(Excerpts from an interface dataset)
§

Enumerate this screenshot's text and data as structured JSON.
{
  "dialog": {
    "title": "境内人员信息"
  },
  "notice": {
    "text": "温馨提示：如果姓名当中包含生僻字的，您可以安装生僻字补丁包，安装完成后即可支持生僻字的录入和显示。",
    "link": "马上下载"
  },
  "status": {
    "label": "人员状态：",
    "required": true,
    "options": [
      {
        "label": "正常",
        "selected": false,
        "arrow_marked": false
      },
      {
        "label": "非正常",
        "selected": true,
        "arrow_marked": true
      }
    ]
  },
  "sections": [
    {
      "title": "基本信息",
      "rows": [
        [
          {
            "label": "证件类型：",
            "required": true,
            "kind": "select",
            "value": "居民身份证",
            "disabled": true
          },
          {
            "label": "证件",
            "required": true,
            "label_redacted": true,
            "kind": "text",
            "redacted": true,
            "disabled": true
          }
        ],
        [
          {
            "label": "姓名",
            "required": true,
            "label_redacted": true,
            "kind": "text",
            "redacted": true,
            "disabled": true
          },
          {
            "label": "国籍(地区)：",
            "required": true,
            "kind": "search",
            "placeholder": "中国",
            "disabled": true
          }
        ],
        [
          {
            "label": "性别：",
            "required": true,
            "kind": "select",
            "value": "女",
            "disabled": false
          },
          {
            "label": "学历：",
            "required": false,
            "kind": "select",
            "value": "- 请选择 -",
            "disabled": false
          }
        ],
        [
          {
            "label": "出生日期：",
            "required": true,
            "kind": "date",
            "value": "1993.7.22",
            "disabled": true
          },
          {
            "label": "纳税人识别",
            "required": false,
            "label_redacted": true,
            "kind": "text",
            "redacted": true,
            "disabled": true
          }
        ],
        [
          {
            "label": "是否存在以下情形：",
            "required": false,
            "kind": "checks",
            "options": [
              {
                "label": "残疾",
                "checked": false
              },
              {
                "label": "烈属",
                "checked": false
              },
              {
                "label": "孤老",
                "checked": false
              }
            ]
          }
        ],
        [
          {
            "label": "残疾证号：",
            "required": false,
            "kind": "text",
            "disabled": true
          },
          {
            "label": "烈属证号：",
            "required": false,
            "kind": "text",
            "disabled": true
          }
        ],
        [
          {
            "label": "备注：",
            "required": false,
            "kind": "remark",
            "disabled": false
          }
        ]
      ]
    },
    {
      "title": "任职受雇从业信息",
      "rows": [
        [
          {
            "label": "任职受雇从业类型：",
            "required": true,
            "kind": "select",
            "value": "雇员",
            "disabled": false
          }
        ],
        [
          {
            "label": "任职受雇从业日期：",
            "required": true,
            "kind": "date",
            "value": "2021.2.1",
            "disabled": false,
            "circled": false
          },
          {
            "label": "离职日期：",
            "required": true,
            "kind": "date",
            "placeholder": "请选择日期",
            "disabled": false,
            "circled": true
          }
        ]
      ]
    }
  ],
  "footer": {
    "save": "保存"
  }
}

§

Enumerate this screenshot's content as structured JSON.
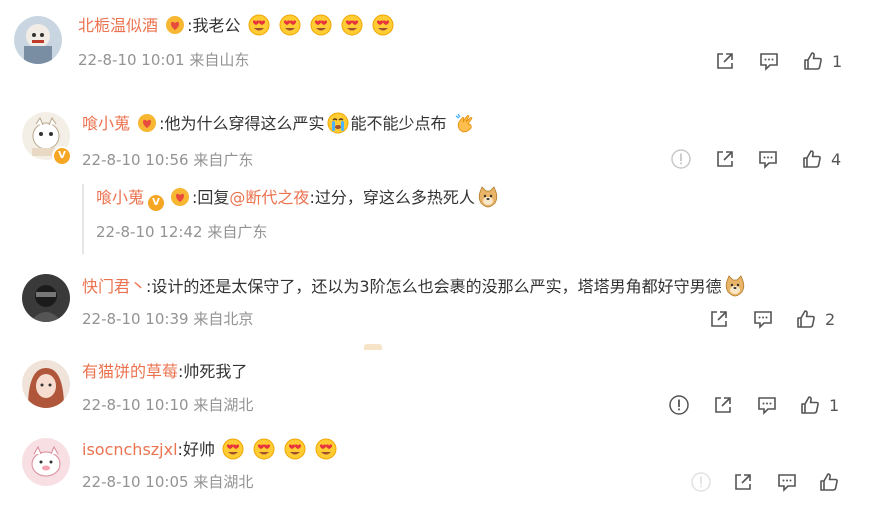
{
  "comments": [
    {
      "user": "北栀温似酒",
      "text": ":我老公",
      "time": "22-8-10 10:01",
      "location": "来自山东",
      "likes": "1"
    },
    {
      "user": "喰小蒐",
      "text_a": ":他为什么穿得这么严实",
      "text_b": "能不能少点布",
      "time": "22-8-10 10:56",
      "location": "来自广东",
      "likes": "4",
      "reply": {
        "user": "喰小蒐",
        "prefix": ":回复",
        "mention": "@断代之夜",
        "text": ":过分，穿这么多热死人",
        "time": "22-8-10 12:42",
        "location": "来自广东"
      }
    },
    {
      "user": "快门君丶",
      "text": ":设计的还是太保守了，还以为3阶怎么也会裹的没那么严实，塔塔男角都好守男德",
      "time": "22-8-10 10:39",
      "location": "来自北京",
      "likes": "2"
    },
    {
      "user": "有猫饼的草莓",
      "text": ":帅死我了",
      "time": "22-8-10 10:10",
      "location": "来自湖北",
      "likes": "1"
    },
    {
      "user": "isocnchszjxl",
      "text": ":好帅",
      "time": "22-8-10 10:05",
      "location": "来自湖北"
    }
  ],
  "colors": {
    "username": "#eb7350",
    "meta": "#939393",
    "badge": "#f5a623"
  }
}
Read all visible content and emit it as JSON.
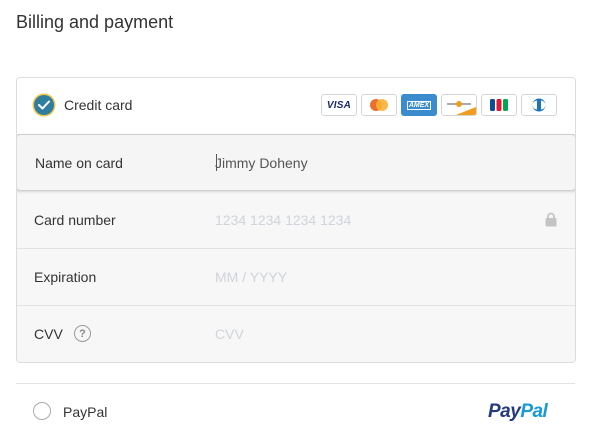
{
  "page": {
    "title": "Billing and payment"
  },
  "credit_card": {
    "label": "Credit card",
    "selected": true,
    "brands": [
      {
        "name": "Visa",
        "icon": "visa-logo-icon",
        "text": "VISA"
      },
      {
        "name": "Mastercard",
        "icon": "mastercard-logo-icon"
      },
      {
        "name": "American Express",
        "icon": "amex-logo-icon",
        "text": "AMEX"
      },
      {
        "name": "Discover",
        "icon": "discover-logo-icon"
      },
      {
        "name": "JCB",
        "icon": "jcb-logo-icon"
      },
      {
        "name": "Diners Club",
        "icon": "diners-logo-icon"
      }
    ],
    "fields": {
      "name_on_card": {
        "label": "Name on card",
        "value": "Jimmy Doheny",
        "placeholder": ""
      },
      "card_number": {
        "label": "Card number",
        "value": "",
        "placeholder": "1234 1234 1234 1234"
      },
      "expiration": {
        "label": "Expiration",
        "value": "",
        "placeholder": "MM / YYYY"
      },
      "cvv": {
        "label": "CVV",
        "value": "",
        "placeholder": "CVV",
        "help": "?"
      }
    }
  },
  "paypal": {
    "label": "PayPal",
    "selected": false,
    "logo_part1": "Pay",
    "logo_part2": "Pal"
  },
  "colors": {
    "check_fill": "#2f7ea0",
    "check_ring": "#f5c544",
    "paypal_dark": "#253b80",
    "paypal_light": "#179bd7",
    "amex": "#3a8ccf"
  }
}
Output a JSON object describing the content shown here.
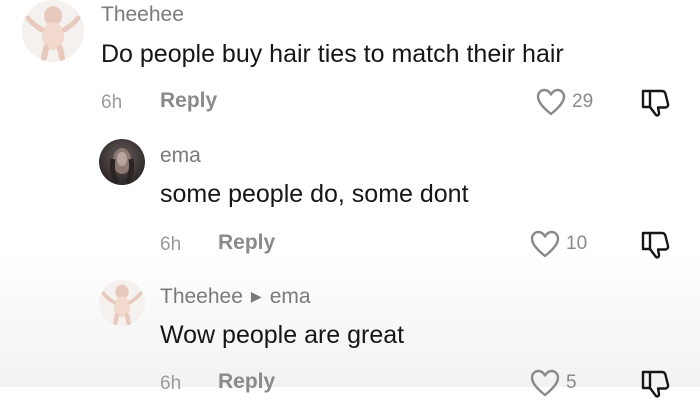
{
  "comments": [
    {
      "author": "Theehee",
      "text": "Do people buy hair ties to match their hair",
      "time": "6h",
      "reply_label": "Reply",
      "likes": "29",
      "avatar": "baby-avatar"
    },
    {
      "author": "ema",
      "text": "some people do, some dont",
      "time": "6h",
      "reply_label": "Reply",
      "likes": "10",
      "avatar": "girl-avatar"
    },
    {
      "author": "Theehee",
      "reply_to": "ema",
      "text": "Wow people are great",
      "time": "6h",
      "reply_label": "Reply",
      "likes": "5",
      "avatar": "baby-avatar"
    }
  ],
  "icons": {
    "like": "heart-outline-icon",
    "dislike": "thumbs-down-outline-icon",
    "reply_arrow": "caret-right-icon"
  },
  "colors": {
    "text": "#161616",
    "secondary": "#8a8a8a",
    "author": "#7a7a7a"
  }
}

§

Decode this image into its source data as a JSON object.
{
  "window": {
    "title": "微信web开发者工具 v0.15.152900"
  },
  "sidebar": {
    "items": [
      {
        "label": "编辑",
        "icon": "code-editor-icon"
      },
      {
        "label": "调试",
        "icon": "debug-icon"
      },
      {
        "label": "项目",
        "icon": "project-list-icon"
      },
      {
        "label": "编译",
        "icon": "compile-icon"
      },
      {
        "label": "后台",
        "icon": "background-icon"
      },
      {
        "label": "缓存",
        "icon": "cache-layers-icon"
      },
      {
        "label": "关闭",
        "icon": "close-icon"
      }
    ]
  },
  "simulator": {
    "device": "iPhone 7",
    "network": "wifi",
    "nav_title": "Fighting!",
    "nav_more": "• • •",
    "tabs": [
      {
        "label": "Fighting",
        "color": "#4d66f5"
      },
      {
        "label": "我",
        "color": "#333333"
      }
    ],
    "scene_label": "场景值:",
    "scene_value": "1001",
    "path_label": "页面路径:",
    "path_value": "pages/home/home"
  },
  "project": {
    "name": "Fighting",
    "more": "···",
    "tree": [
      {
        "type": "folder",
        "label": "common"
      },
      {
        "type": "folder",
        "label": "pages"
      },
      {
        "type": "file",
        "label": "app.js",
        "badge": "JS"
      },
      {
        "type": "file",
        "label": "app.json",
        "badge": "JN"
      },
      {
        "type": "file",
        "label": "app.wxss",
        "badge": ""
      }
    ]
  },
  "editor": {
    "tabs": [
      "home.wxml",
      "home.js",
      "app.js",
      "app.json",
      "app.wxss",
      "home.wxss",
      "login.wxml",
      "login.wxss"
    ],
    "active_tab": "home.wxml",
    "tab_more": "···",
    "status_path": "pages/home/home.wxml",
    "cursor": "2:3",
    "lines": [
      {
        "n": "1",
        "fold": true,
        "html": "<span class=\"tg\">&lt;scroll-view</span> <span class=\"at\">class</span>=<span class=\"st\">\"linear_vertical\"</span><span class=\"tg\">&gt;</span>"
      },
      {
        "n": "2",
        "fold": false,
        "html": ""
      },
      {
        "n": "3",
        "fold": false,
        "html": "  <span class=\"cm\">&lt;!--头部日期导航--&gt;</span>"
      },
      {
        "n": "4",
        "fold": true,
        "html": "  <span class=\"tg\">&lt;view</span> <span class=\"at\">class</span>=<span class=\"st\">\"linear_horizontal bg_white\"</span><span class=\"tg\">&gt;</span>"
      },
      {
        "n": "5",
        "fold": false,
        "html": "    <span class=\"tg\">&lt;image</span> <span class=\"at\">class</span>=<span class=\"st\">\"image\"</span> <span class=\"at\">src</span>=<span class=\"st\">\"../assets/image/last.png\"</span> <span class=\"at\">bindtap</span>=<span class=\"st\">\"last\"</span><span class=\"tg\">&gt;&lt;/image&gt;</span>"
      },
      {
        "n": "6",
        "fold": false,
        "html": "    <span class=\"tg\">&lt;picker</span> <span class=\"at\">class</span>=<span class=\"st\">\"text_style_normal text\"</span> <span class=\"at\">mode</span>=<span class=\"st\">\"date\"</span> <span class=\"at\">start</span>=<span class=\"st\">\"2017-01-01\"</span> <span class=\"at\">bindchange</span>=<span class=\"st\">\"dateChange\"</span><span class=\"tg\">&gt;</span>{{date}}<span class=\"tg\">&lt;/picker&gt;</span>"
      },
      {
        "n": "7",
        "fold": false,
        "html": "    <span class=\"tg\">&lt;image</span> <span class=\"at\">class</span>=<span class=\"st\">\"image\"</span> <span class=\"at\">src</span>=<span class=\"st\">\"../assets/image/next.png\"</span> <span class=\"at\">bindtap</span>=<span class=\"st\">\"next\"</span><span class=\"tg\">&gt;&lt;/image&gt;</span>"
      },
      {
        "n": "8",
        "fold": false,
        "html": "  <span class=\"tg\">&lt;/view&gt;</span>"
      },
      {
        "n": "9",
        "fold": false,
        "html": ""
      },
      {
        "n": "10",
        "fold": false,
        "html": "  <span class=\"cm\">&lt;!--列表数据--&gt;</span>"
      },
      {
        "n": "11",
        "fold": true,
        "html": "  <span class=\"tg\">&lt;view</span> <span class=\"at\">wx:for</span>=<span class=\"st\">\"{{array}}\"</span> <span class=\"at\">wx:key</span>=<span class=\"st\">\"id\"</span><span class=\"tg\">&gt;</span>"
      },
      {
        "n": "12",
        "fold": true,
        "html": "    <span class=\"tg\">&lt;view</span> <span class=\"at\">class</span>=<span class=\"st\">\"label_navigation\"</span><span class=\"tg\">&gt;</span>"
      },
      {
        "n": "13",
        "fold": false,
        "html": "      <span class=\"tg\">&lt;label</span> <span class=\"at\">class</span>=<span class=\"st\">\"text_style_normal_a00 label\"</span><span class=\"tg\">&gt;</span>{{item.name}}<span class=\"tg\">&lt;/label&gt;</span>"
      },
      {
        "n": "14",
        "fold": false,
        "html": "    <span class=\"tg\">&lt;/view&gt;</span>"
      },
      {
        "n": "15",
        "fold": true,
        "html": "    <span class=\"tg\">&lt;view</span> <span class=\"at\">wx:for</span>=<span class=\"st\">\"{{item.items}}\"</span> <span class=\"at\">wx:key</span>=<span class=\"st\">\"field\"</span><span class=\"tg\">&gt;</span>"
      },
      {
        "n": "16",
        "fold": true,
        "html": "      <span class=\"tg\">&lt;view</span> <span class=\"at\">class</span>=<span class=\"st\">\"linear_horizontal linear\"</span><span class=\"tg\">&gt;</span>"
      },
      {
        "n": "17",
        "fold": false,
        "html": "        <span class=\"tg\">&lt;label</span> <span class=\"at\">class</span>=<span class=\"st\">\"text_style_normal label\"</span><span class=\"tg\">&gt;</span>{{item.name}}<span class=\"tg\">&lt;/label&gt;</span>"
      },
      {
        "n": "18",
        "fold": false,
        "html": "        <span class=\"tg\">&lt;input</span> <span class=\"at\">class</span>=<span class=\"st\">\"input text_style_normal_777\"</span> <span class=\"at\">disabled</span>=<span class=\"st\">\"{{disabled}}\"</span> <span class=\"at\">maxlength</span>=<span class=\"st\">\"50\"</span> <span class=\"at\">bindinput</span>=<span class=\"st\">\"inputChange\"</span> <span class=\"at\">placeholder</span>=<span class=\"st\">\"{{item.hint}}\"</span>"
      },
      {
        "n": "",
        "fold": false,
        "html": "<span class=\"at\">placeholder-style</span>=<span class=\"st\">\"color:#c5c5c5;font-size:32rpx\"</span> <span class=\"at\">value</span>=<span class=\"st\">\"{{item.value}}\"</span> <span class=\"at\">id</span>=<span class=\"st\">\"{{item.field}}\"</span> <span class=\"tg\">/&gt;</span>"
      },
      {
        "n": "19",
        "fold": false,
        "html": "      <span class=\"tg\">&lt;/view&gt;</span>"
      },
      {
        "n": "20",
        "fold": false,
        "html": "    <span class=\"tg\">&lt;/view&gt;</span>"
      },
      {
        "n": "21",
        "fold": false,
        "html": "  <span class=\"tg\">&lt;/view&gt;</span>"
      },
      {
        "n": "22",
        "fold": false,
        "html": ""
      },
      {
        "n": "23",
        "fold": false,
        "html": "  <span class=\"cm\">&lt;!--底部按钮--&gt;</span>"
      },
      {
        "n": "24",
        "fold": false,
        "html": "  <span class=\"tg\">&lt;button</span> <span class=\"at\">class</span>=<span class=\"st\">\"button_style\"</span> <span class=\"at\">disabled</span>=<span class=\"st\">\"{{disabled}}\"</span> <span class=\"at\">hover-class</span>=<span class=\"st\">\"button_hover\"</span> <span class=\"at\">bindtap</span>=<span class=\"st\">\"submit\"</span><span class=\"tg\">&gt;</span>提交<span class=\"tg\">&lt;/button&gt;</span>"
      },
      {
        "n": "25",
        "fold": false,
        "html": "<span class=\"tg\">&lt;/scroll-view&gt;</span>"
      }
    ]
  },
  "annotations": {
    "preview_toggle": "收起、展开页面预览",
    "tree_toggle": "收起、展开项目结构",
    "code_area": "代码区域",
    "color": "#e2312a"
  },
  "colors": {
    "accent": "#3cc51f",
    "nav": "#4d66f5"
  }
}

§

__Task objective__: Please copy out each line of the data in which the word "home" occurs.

__Your response__:
    "path_value": "pages/home/home"
      "home.wxml",
      "home.js",
      "home.wxss",
    "active_tab": "home.wxml",
    "status_path": "pages/home/home.wxml",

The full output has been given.